Another major challenge is the absence of a good monitoring or surveillance system for prescriptions. A rigid surveillance system for community- and hospital-based prescribing is the first step towards determining the magnitude of the problem and instituting appropriate remedial measures. Such a system would provide a window on the underlying trends in prescribing practices.
Prescription monitoring is indeed difficult, considering the vast Indian subcontinent. One feasible approach is to provide incentives to pharmacists to keep records of prescriptions dispensed and discourage their practice of dispensing antibiotics without prescriptions (especially common in suburban and rural areas) or out-of-date prescriptions. Changing the behaviour of pharmacists will be pivotal for the success of any campaign against misuse or abuse of antibiotics. They need to feel that they are part of the health system, rather than simply another business. Programs to educate the pharmacists in the critical area of drug dispensing need to be designed and implemented.
Another important issue related to drug dispensing is that many pharmacies are not owned or run by qualified pharmacists. The number of pharmacies licensed to a single pharmacist, yet run by unqualified personnel, has mushroomed. This has aggravated the problem of malpractice in drug dispensing, where the only goal is financial gains, and needs to be addressed legally.
Once a good surveillance system is in place, a national board should monitor all prescriptions. When this is in place, it should focus on physicians who inappropriately use antibiotics. As with pharmacists, changing prescribing habits is no easy task. Sustained efforts will be required to educate and re-educate physicians about the long-term consequences of antibiotic overuse. Here, technical issues need to be highlighted so that the physicians understand and appreciate the message.
Exacerbating this problem is the stagnation of the pharmaceutical industry in the development of new antibiotics. The lack of antimicrobial advances has led to the introduction of only one new class of antibiotics—the oxazolidinones—in the past three decades. One would think that knowing that the antibiotic armamentarium is on the verge of exhaustion would convince physicians to think twice before prescribing antibiotics.
While addressing the immediate concerns regarding antibiotic resistance should remain a priority, long-term goals should also be kept in mind. These include formulating strategies and incentives to kickstart new antimicrobial research and development by the pharmaceutical industry. Instituting effective public-private-partnerships may be crucial to initiate and sustain a strong antimicrobial drug pipeline over the long term. Again, all the foregoing efforts should occur simultaneously, in order to check misuse, abuse, or overuse of antibiotics.

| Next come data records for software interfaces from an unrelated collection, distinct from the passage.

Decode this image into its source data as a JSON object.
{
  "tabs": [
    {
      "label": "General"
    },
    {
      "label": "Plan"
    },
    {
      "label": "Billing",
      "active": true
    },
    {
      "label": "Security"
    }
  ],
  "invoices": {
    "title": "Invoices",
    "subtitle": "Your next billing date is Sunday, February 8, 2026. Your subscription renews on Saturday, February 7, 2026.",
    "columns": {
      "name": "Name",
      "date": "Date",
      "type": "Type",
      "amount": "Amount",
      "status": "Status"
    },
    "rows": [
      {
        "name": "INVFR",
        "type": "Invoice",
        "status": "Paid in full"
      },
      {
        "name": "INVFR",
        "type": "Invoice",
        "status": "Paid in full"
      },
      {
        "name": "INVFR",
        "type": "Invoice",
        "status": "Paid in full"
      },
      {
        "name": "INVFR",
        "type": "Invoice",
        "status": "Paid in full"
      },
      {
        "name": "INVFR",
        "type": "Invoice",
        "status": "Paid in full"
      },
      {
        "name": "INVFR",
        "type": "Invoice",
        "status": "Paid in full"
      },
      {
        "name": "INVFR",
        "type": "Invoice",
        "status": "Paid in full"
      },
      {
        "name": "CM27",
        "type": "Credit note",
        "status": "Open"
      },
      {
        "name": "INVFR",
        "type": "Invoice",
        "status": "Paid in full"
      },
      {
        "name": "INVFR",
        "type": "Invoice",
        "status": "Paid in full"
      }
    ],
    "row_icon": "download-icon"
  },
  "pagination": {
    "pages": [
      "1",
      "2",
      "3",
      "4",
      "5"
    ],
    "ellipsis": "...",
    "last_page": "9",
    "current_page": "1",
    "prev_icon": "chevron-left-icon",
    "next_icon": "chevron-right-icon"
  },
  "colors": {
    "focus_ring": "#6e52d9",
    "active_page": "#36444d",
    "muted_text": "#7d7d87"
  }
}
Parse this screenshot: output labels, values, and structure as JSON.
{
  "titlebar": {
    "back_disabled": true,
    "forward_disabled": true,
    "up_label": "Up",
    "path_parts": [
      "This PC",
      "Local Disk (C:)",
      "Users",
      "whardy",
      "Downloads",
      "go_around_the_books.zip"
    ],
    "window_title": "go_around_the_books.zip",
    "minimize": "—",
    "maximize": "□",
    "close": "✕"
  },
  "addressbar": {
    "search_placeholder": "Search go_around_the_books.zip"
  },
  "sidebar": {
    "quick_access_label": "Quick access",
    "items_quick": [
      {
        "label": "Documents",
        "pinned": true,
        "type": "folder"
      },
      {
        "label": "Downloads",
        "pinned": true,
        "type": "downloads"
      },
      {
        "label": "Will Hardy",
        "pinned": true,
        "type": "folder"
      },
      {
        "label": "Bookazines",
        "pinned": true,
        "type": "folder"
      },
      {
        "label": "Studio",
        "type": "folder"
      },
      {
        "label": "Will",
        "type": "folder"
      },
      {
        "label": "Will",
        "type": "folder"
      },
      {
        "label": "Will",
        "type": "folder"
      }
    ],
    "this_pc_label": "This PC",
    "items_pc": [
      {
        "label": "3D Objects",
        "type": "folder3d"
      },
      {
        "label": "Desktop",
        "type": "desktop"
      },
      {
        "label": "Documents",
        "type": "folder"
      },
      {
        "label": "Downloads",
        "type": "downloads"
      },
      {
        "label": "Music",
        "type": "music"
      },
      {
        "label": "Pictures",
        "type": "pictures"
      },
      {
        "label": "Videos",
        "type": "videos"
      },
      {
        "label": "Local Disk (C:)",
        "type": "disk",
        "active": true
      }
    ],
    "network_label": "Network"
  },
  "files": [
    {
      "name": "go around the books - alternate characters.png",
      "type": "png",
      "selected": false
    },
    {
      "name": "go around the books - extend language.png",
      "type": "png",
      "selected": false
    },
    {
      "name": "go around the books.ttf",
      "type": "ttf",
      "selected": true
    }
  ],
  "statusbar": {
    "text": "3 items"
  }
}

Initiatives, such as the Global Antibiotic Resistance Partnership (GARP), should stimulate critical thinking and take the issue forward, so that the challenges are adequately addressed and, eventually, stabilization or even reversal of the antibiotic resistance pattern occurs—first regionally, then globally.